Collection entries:
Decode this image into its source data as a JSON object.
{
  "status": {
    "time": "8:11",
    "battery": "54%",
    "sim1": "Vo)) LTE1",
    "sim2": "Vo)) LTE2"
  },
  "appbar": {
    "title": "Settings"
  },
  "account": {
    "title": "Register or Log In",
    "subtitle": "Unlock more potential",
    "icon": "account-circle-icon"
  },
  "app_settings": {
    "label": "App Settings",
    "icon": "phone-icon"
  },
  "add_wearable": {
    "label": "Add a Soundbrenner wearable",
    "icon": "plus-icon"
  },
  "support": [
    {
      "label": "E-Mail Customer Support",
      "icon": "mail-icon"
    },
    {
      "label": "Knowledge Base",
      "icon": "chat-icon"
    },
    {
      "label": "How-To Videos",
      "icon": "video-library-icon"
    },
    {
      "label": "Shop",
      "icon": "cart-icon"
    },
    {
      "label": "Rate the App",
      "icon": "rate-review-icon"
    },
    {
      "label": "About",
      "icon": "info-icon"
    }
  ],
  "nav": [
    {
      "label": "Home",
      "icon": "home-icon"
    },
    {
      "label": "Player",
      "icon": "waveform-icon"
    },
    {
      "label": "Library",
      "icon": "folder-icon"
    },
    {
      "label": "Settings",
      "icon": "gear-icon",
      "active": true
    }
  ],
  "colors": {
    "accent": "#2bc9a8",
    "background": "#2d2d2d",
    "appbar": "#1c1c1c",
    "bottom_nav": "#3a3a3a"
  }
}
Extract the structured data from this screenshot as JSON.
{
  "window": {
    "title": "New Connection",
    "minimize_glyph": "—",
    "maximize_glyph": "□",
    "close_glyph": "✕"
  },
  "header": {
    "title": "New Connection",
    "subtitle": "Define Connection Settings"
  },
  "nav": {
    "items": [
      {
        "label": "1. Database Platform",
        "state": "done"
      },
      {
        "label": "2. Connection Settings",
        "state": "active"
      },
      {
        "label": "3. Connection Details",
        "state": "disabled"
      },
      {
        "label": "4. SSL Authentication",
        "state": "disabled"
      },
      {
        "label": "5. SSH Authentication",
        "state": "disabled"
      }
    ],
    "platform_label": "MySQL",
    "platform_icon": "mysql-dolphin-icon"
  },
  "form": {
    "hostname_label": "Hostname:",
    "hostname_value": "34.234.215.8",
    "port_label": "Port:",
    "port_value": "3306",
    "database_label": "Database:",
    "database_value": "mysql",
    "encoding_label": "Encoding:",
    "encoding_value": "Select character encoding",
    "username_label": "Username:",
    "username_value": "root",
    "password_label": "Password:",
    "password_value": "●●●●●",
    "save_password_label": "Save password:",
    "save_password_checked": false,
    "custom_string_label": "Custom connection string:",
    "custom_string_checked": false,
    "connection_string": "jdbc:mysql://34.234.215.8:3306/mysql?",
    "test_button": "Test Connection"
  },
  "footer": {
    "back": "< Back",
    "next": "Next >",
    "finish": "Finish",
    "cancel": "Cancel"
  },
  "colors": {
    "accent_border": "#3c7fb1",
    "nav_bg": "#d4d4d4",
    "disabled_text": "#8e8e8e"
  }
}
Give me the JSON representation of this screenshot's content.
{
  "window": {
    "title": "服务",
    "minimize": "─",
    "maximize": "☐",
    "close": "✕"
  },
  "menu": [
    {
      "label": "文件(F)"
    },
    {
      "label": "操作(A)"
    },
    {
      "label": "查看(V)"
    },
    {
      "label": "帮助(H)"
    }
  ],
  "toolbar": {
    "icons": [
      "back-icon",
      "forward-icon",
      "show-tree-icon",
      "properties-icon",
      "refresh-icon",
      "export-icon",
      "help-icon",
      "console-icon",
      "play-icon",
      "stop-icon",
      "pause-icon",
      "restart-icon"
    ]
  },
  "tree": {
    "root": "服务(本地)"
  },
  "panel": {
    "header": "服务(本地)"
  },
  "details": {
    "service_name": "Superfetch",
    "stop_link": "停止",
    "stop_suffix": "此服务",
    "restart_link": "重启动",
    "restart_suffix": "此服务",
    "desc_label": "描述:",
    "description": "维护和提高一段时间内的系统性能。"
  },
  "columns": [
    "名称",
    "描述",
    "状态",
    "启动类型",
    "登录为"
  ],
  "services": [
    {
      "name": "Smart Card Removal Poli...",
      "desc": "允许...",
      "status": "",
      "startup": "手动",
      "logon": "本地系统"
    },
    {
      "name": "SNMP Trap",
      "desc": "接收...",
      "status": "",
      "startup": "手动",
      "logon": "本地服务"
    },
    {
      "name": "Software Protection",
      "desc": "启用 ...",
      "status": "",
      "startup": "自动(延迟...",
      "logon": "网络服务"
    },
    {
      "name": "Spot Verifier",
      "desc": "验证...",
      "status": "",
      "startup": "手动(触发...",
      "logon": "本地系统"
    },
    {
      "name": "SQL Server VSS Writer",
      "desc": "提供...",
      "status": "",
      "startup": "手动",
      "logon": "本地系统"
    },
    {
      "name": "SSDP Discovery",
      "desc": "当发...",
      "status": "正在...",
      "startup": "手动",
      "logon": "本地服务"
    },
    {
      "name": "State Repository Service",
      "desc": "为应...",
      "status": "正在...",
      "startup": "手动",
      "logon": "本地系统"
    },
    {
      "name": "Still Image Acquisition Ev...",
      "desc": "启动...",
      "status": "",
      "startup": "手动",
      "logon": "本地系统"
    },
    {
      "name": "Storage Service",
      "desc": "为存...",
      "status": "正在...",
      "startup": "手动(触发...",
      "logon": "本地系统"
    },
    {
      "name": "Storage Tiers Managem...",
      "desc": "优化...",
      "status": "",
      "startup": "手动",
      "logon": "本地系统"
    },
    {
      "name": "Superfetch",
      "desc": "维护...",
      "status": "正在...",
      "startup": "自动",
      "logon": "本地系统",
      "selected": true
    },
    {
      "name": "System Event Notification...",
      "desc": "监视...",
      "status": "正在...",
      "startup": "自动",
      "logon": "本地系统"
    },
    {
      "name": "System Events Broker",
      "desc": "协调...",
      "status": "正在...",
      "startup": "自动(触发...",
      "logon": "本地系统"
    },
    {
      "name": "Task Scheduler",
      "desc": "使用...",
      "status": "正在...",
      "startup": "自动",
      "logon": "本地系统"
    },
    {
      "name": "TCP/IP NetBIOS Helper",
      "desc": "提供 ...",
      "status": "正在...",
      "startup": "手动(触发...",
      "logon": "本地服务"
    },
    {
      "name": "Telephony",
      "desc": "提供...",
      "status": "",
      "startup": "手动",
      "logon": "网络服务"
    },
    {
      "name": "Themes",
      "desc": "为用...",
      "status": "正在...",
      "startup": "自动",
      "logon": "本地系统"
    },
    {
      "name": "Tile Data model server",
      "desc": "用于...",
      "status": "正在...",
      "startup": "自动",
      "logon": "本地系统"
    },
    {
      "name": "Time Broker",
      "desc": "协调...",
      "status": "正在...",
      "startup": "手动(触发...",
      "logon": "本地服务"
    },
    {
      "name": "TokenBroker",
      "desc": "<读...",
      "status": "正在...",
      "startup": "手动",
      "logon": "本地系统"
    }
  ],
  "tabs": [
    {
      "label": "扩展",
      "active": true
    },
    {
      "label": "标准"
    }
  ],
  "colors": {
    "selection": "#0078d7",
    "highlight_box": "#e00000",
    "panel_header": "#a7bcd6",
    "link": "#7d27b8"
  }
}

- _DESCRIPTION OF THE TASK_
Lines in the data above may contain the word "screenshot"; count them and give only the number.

- _ANSWER TO THIS TASK_
2